Following the author’s books Mah-Meri of Malaysia: Art and Culture and Jah-hĕt of Malaysia: Art and Culture, published by the University of Malaya Press in 1974 and 1975, Bomoh-Poyang: Traditional Medicine and Ceremonial Art of the Aborigines of Malaysia documents the practise of aboriginal traditional medicine in West Malaysia. After many years of work with the Mah-Meri of Selangor and the Jah-hĕt of Pahang, the author pleased to have the confidence and the co-operation of the people, their elders and their traditional healers (Mah-Meri bomoh, Jah-hĕt poyang). Aboriginal traditional healers have a profound knowledge of herbs, roots, woods and animal substances, and they sustain a close relationship with their spiritual world, which has a great impact on human behaviour in everyday life and exercises special precautions and procedures in times of personal or community disease or mishap.
After half a century of western medicine in Malaysia, the traditional healer remains the only convenient and relatively inexpensive medical help available outside the larger towns. For although the number of physicians in Malaysia is steadily increasing (4,476) in 1985, the ratio of population to doctors in rural areas like Kuala Terengganu continues to be unsatisfactory. It is not that people of the kampungs (villages) are ignorant of or prejudiced against western medical facilities and techniques-they are aware of the efficacy of intravenous injections and surgical procedures. Nor is it the expense involved for these poor people to make use of western medical facilities—all medical fees incurred, travelling costs and lost earnings for a day or more. It is the strong spiritual beliefs of the people of the kampungs which make them prefer the services of the traditional healer. Skilled bomohs do not consider that western medicine challenges their position but believe there is a place for both systems.
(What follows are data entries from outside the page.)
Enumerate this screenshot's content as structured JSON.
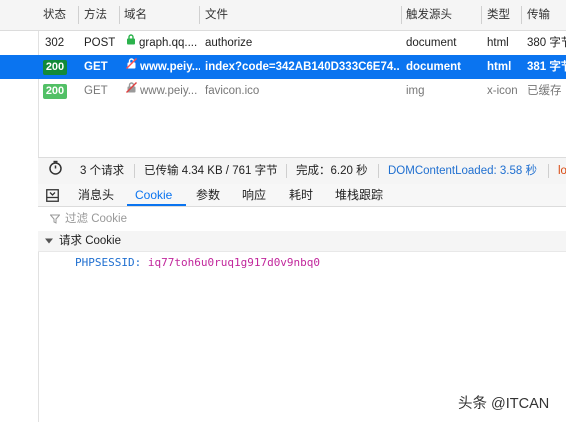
{
  "columns": {
    "status": "状态",
    "method": "方法",
    "domain": "域名",
    "file": "文件",
    "cause": "触发源头",
    "type": "类型",
    "transferred": "传输"
  },
  "requests": [
    {
      "status": "302",
      "method": "POST",
      "domain": "graph.qq....",
      "file": "authorize",
      "cause": "document",
      "type": "html",
      "transferred": "380 字节"
    },
    {
      "status": "200",
      "method": "GET",
      "domain": "www.peiy...",
      "file": "index?code=342AB140D333C6E74...",
      "cause": "document",
      "type": "html",
      "transferred": "381 字节"
    },
    {
      "status": "200",
      "method": "GET",
      "domain": "www.peiy...",
      "file": "favicon.ico",
      "cause": "img",
      "type": "x-icon",
      "transferred": "已缓存"
    }
  ],
  "statusbar": {
    "requests": "3 个请求",
    "transferred": "已传输 4.34 KB / 761 字节",
    "finish": "完成：6.20 秒",
    "dcl": "DOMContentLoaded: 3.58 秒",
    "load": "lo"
  },
  "tabs": [
    "消息头",
    "Cookie",
    "参数",
    "响应",
    "耗时",
    "堆栈跟踪"
  ],
  "active_tab": "Cookie",
  "filter_placeholder": "过滤 Cookie",
  "section_title": "请求 Cookie",
  "cookie": {
    "name": "PHPSESSID",
    "sep": ": ",
    "value": "iq77toh6u0ruq1g917d0v9nbq0"
  },
  "watermark": "头条 @ITCAN",
  "colors": {
    "selected_row": "#0a74f0",
    "status_ok": "#2bb24c",
    "link_blue": "#1f6fd0",
    "cookie_value": "#c1279c"
  }
}
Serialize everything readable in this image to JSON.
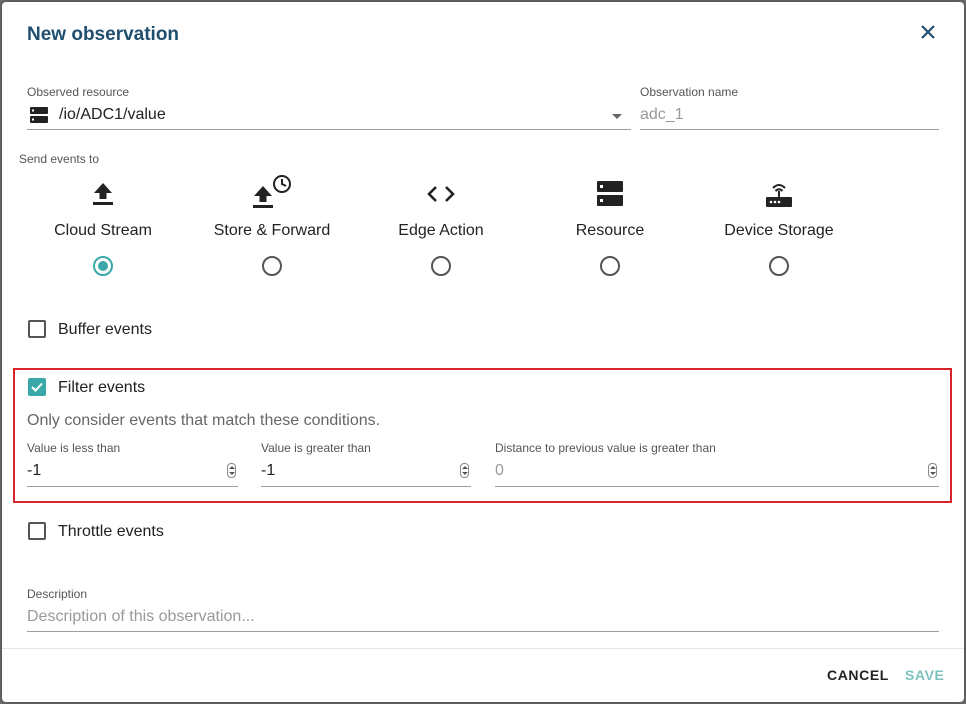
{
  "dialog": {
    "title": "New observation",
    "close_icon": "close-icon"
  },
  "resource": {
    "label": "Observed resource",
    "value": "/io/ADC1/value",
    "icon": "server-icon"
  },
  "observation_name": {
    "label": "Observation name",
    "placeholder": "adc_1"
  },
  "send_events": {
    "label": "Send events to",
    "options": [
      {
        "label": "Cloud Stream",
        "icon": "upload-icon",
        "selected": true
      },
      {
        "label": "Store & Forward",
        "icon": "upload-clock-icon",
        "selected": false
      },
      {
        "label": "Edge Action",
        "icon": "code-icon",
        "selected": false
      },
      {
        "label": "Resource",
        "icon": "server-icon",
        "selected": false
      },
      {
        "label": "Device Storage",
        "icon": "router-icon",
        "selected": false
      }
    ]
  },
  "buffer": {
    "label": "Buffer events",
    "checked": false
  },
  "filter": {
    "label": "Filter events",
    "checked": true,
    "description": "Only consider events that match these conditions.",
    "less_than": {
      "label": "Value is less than",
      "value": "-1"
    },
    "greater_than": {
      "label": "Value is greater than",
      "value": "-1"
    },
    "distance": {
      "label": "Distance to previous value is greater than",
      "placeholder": "0"
    }
  },
  "throttle": {
    "label": "Throttle events",
    "checked": false
  },
  "description": {
    "label": "Description",
    "placeholder": "Description of this observation..."
  },
  "footer": {
    "cancel_label": "CANCEL",
    "save_label": "SAVE"
  },
  "colors": {
    "accent": "#3aa8a8",
    "title": "#1f4e6e",
    "highlight": "#d9232a"
  }
}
A shown here through a detailed accounting of various ceremonies and 743 photographs and drawings, Aborigines have an intense belief in the ability of supernatural powers to prevent and cure illness. Revealed for the first time is the sacred ceremonial art of the Mah-Meri bomoh, complete with illustrations of secret objects like the sembuang (spirit tray), the ancak (spirit basket), the balai (spirit house) and the sampan (spirit boat). Also presented is the complete collection of sepili, the ceremonial wooden figures that serve as spiritual carriers of disease away from the sick, as used by the Jah-hĕt poyang. The author’s documentation of ceremonial procedures, prayers and chants is exhaustive. To retain authenticity, he has recorded the therapeutic and spiritual concepts just as they were conveyed to him orally or as he experienced them in the field, without comparing them to make modern medicine.
Bomoh-Poyang: Traditional Medicine and Ceremonial Art of the Aborigines of Malaysiacompletes Roland Werner’s definitive works on Aborigines in West Malaysia begun with Mah-Meri of Malaysia: Art and Culture and Jah-hĕt of Malaysia: Art and Culture, both published by the University of Malaya Press. These three volumes bear witness to the author’s immense energy and dedication to the work at hand.